The S60 web browser found in all Symbian 3rd Edition Nseries handsets comes with a built-in feed reader. To access it, you should go to the web browser menu option by pressing “Key 1”, select “Bookmarks” and choose “Web feeds”. If the “Web feeds” window isn’t empty, that is if you have added RSS feeds to the application, the name of each RSS feed appears along with the number of unread items it holds followed by the time and date it was refreshed to get new items: IMG: main feed reader window. Typically the name of an RSS feed looks like the following:
“Nseries WOM World RSS Feed (10) 22:50 03/31/2008.”
Adding, modifying and reading a feed

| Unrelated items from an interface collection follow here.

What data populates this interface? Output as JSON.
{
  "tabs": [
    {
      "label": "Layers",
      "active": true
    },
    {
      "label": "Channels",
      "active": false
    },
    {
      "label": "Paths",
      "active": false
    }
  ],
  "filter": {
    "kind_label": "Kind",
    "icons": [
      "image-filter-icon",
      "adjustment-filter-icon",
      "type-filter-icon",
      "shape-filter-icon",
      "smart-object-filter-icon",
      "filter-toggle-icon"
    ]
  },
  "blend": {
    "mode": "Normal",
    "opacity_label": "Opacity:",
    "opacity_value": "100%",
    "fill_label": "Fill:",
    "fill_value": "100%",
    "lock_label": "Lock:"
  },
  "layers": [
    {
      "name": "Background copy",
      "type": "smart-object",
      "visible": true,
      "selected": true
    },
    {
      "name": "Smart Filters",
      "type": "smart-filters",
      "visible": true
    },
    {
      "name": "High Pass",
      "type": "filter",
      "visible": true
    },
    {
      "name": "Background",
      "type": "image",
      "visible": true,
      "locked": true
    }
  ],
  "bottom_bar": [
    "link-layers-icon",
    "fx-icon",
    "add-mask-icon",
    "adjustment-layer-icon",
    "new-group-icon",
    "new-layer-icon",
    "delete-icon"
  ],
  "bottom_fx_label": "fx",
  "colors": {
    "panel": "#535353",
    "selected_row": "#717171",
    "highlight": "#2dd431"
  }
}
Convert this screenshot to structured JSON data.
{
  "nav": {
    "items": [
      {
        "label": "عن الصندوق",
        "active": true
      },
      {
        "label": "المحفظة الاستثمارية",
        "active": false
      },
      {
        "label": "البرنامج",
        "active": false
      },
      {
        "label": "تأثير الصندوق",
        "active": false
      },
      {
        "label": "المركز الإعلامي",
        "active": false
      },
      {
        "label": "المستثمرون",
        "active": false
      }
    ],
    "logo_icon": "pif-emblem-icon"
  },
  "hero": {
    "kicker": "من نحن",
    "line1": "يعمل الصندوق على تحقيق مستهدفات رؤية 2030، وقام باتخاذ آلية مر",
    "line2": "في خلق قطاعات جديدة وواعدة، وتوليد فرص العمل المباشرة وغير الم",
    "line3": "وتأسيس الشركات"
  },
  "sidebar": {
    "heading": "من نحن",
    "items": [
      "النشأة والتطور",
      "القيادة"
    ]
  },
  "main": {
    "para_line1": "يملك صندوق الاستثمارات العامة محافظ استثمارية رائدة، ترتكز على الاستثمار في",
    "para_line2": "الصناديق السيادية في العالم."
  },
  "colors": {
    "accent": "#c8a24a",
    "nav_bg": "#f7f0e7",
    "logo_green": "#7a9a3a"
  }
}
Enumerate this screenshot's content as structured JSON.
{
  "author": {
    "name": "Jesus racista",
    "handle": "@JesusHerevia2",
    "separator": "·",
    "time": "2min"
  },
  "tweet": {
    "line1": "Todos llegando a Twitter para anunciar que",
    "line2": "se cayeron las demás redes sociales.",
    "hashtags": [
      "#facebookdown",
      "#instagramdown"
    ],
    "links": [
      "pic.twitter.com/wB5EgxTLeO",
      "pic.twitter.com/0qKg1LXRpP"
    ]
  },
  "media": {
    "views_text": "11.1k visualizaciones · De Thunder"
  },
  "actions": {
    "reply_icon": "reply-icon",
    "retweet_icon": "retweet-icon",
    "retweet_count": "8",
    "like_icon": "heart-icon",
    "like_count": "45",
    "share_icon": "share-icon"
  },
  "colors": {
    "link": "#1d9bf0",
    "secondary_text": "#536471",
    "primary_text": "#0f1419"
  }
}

To add a web site to the list of RSS feeds, first move to that web site – https://mobilespace.wordpress.com for instance, press “Key 1”, move to the “Subscribe” submenu and select the feed you want to add. If your web site doesn’t support the RSS standard, you won’t see the Subscribe submenu. At any rate, if you add a web site to the list of available RSS feeds, you can then handle it in a good number of ways. Just open “RSS Feeds”, move to the RSS feed you desire and press “Key 1” to see the available options: IMG: RSS feed options. To modify the name of an RSS feed, for instance, move to “Manage feed” and select “Edit”. To delete it, go to “Manage feed” and choose “Delete”, or use the “C” key instead.
To open the desired RSS feed press “Key 1” and select “Open”, and to get a list of the most recent articles for your feed press “Key 1” and select “Refresh”. This will display 10 or 15 article names: IMG: items inside a feed. To read an article, move to it, press “Key 1” and select “Open”. This will display the article summary. To read the whole article, again press “Key 1”, select “Open” and wait for the article to load.

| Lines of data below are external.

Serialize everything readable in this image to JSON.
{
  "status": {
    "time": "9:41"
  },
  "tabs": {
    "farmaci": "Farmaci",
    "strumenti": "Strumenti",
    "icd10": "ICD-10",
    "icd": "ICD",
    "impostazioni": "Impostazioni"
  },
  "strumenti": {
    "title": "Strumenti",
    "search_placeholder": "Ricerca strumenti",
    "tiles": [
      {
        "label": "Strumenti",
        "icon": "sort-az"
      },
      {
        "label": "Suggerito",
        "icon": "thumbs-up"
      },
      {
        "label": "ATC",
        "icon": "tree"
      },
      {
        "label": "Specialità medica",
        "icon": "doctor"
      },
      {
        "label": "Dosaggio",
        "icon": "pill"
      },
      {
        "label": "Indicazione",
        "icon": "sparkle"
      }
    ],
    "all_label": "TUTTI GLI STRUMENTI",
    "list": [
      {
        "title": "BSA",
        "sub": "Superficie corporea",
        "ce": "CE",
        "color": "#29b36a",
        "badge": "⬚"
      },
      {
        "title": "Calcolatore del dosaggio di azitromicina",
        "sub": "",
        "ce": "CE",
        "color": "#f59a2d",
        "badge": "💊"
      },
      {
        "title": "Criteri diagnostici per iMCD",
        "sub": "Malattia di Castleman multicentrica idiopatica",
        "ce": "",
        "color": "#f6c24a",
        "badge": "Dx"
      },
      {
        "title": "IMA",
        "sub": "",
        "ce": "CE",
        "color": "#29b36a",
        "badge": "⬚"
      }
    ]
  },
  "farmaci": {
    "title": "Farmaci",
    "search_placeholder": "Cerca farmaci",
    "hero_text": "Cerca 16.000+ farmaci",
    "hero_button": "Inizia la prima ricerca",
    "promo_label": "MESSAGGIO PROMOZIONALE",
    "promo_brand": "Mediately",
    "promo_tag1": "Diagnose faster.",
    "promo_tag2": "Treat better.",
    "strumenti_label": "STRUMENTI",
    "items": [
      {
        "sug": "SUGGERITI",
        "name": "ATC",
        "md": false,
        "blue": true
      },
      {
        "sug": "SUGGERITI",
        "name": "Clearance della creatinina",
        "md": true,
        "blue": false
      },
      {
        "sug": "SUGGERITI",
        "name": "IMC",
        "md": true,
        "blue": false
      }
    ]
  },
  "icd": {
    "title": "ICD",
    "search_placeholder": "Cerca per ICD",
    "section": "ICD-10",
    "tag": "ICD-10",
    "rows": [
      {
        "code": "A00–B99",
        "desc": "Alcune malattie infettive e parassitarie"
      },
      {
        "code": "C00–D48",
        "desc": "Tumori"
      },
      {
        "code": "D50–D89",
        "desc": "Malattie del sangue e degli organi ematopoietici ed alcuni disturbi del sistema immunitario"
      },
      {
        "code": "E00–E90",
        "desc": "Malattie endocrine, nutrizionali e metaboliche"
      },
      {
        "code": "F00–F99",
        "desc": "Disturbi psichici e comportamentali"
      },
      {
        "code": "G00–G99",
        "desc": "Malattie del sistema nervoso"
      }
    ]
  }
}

Delve into the world of RSS feeds
What if you have the URL for an RSS feed? You need not open its web site first in order to be able to add it to the list of RSS feeds. Simply go to the list of previously added RSS feeds, press “Key 1”, move to the “Manage feed” submenu and select “New feed”: IMG: add a new RSS feed. Provide a suitable name for the feed, type the feed URL, and that’s all about it.
You can set your RSS feeds to be updated to avoid refreshing them manually. To make this change, press “Key 1”, select “Settings”, move to and select “Web feeds”, and modify the solitary setting you see there: IMG: RSS feed settings. The available options are:

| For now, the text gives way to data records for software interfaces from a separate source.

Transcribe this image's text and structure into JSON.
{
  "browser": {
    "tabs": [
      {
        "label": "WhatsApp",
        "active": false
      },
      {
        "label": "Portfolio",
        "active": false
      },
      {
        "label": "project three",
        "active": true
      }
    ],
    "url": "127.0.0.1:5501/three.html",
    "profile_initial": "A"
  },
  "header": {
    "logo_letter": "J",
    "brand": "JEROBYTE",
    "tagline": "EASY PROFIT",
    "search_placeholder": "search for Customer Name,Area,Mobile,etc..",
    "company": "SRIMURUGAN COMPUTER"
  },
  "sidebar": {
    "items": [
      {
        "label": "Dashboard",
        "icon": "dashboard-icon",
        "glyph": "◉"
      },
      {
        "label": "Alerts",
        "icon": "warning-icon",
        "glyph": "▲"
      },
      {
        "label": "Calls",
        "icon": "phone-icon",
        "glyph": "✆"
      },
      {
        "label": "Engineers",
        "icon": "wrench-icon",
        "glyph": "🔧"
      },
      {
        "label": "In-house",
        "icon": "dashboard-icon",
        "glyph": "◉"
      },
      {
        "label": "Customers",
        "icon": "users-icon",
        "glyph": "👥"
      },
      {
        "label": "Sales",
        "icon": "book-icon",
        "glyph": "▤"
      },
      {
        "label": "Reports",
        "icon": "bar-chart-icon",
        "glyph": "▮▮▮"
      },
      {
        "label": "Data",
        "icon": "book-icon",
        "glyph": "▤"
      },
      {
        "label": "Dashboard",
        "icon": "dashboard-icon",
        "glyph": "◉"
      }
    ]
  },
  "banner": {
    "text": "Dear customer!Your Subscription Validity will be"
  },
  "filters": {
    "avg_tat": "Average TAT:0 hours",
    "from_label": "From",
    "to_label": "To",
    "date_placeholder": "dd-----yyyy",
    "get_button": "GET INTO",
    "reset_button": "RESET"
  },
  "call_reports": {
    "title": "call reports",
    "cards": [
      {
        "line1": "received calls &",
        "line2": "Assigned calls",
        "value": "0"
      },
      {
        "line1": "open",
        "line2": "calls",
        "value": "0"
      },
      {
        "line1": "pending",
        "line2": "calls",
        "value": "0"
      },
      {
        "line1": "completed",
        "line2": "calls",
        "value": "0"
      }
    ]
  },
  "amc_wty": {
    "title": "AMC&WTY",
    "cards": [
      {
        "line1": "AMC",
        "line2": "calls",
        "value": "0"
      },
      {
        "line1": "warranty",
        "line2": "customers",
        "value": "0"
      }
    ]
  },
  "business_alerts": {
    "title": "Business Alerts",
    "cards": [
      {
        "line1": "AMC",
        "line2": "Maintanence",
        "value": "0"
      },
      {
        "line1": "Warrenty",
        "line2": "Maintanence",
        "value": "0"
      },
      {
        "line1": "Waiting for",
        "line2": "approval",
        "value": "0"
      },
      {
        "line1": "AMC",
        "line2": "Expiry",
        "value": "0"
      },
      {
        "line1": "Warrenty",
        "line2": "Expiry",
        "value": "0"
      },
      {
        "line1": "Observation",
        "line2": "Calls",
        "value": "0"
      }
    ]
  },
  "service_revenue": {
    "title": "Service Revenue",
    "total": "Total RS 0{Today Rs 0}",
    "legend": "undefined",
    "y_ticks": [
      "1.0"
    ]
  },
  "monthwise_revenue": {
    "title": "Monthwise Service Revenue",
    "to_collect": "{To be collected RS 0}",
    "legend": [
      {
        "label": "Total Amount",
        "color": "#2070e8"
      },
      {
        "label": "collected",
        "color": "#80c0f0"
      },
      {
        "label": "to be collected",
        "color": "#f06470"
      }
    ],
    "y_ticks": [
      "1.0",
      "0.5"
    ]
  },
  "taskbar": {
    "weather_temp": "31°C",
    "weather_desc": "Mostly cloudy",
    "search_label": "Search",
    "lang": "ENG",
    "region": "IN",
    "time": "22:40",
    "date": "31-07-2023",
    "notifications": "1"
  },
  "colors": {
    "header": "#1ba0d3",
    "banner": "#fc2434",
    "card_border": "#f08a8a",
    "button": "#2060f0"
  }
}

- Every 15 minutes,
- Every hour,
- Every 4 hours,
- Every day,
- Every week.
There are a couple of issues which affect the use of the built-in Nokia RSS reader. First, the list of articles for an RSS feed is limited to 10 or 15 items. That is, sometimes I get 10 articles per feed and sometimes 15. This is a diminutive figure, to say the least. This number should be user-defined and allow the presence of at least 30 articles by default. I suggest “30” because if you refresh a feed and get, say, 10 articles, currently the result of previous refreshes are removed due to this restriction. More important than that, article names cannot be deleted from the list. While each feed subscription can be easily removed, this doesn’t apply to the article list. I think the Nokia RSS reader should allow the removal of individual articles to make room for the ones which are believed to be more important. This will also make navigation in the article list much easier.
If you are a Symbian screen reader user, note that Code Factory’s Mobile Speak doesn’t support the RSS reader while Nuance TALKS&ZOOMS does. Also, the “article summary” window isn’t accessible, but the “full article page” is. With Nuance TALKS&ZOOMS, you can label the icon which displays the “read” or “unread” status of articles. The icon precedes the article name, and you should first open an article, return to the list of articles, label the “read” icon for that article and then label the “unread” icon for another article.
Is it worth the effort?
With its instant availability, accessible user interface and simple design, I think the built-in Nokia RSS reader is the best choice for the hard-core S60 3rd Edition handset owner. However, if you want to compare it with other services or apps for yourself, you might want to give something like Google Reader a try. I for one am satisfied with what Nokia offers in spite of its limitations.